◆ TO DO
Only the pictures are dropped; the lines of the material that follow are returned exactly.

• • • • •

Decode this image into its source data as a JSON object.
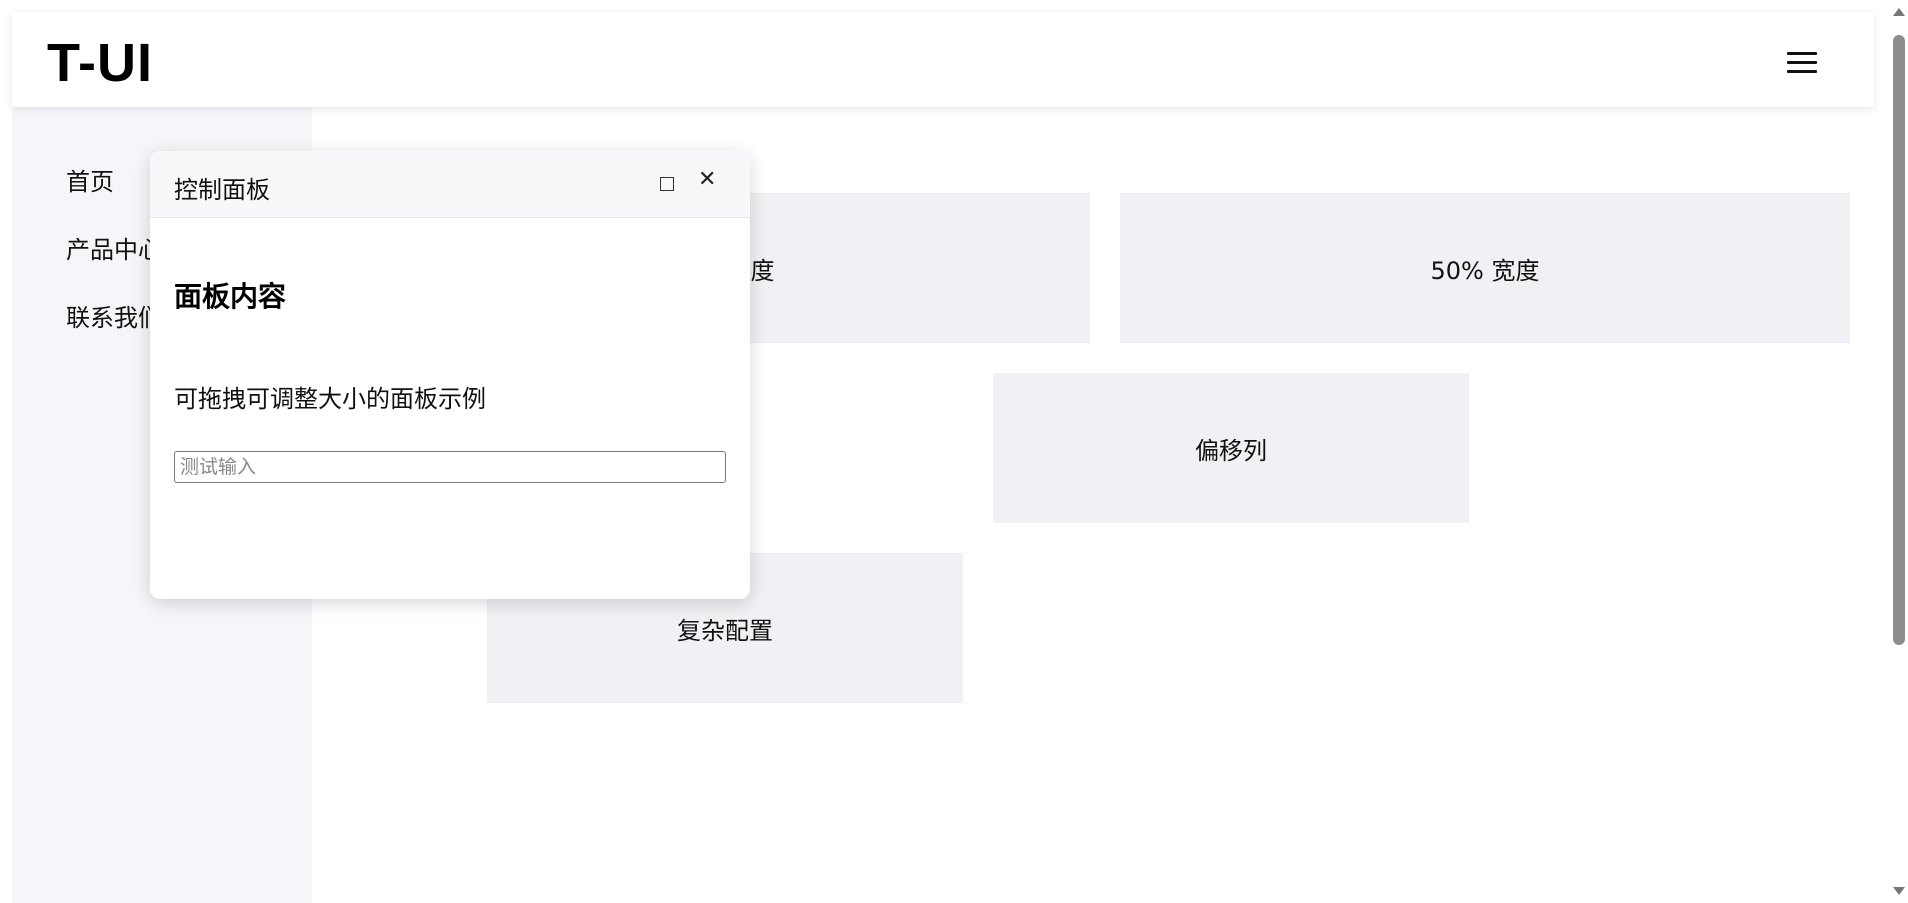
{
  "header": {
    "logo": "T-UI",
    "menu_icon": "hamburger-menu-icon"
  },
  "sidebar": {
    "items": [
      {
        "label": "首页"
      },
      {
        "label": "产品中心"
      },
      {
        "label": "联系我们"
      }
    ]
  },
  "grid": {
    "cells": [
      {
        "label": "50% 宽度"
      },
      {
        "label": "50% 宽度"
      },
      {
        "label": "偏移列"
      },
      {
        "label": "复杂配置"
      }
    ]
  },
  "panel": {
    "title": "控制面板",
    "maximize_icon": "maximize-icon",
    "close_icon": "close-icon",
    "close_glyph": "✕",
    "heading": "面板内容",
    "description": "可拖拽可调整大小的面板示例",
    "input": {
      "placeholder": "测试输入",
      "value": ""
    }
  },
  "colors": {
    "sidebar_bg": "#f5f6f9",
    "cell_bg": "#f0f1f4",
    "panel_head_bg": "#f7f8fa"
  }
}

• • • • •

◆ WRITTEN ANSWER
Decode this image into its source data as a JSON object.
{
  "header": {
    "logo": "T-UI",
    "menu_icon": "hamburger-menu-icon"
  },
  "sidebar": {
    "items": [
      {
        "label": "首页"
      },
      {
        "label": "产品中心"
      },
      {
        "label": "联系我们"
      }
    ]
  },
  "grid": {
    "cells": [
      {
        "label": "50% 宽度"
      },
      {
        "label": "50% 宽度"
      },
      {
        "label": "偏移列"
      },
      {
        "label": "复杂配置"
      }
    ]
  },
  "panel": {
    "title": "控制面板",
    "maximize_icon": "maximize-icon",
    "close_icon": "close-icon",
    "close_glyph": "✕",
    "heading": "面板内容",
    "description": "可拖拽可调整大小的面板示例",
    "input": {
      "placeholder": "测试输入",
      "value": ""
    }
  },
  "colors": {
    "sidebar_bg": "#f5f6f9",
    "cell_bg": "#f0f1f4",
    "panel_head_bg": "#f7f8fa"
  }
}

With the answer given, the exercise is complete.